The incidence rates of microscopic colitis (MC) seem to vary between countries. However, the number of epidemiological studies is limited and generally based on regional data in relatively small populations, which makes it hard to draw firm conclusions on the geographical distribution and changes over time. Therefore, we aimed to assess the mean annual incidence rate of MC in the Netherlands in a nationwide population-based cohort from 2000–2012.
A retrospective search was performed in the Dutch national pathology registry (PALGA), covering all pathology records of approximately 16.5 million inhabitants since 1991. The search included all pathology conclusions with the diagnosis microscopic, collagenous (CC), or lymphocytic colitis (LC) between January 2000 and December 2012 in the Netherlands. The published diagnostic criteria for CC and LC were applied. Cases were classified as undefined MC (uMC) if specific features for CC or LC were not noted. Incident cases were defined as subjects with a first diagnosis of CC, LC, or uMC.
In total, 6,863 incident cases were identified. The overall mean annual incidence rate for all MC cases was 3.2 per 100,000 person years. We found 3,724 cases of CC (75.6% females) and 2,385 cases of LC (70.5% females) with an overall mean annual incidence rate of 1.7 and 1.1 per 100,000 person years, respectively. Remaining 754 cases were described as uMC. From 2000 to 2012, the incidence rates increased significantly from 1.2 to 2.5 per 100,000 person years (p < 0.001) in CC and from 0.3 to 2.3 per 100,000 person years (p < 0.001) in LC (see Figure). Compared to CC, the incidence rate of LC increased significantly more over time. The total number of MC cases per 1,000 colonoscopies increased as well, from 2.3 to 2.9 between 2004 and 2011. For both CC and LC the median age at diagnosis was 61 years.

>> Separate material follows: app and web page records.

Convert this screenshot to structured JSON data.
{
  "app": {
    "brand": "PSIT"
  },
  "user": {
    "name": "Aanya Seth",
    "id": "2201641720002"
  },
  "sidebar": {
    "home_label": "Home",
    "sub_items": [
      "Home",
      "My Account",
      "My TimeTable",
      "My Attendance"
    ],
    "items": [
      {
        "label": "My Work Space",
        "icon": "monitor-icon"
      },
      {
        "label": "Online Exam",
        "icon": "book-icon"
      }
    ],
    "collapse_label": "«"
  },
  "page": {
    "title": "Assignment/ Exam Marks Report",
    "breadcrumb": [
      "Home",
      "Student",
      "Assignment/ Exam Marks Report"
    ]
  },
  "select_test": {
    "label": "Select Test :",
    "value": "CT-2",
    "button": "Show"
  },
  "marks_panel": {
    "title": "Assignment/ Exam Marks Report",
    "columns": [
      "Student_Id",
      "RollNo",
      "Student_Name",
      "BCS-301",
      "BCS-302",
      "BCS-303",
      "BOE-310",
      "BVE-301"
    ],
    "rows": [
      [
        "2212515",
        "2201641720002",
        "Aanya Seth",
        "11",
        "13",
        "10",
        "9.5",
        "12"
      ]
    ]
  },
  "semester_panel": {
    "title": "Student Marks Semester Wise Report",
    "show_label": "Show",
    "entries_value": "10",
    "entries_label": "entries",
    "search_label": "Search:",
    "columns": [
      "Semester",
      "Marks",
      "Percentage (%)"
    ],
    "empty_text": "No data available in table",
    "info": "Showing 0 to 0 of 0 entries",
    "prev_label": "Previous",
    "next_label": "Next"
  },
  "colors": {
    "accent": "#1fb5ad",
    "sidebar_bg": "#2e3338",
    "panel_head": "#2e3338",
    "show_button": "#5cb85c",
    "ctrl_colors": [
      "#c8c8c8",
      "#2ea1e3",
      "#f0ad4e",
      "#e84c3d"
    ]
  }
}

Females above 65 years of age had a 3.6 and 3.3 times increased risk of CC and LC, respectively, compared to those below 65 years.
In this Dutch, nationwide population-based study the CC and LC mean annual incidence rates were considerably lower than the incidence rates published so far. However, both CC and LC incidence rates increased significantly over time with a clear predominance for elder females. The increase can only partially be explained by the raise in annually performed colonoscopies. Further research on environmental and lifestyle risk factors may reveal explanations for the discrepancy in international MC incidence rates and changes over time.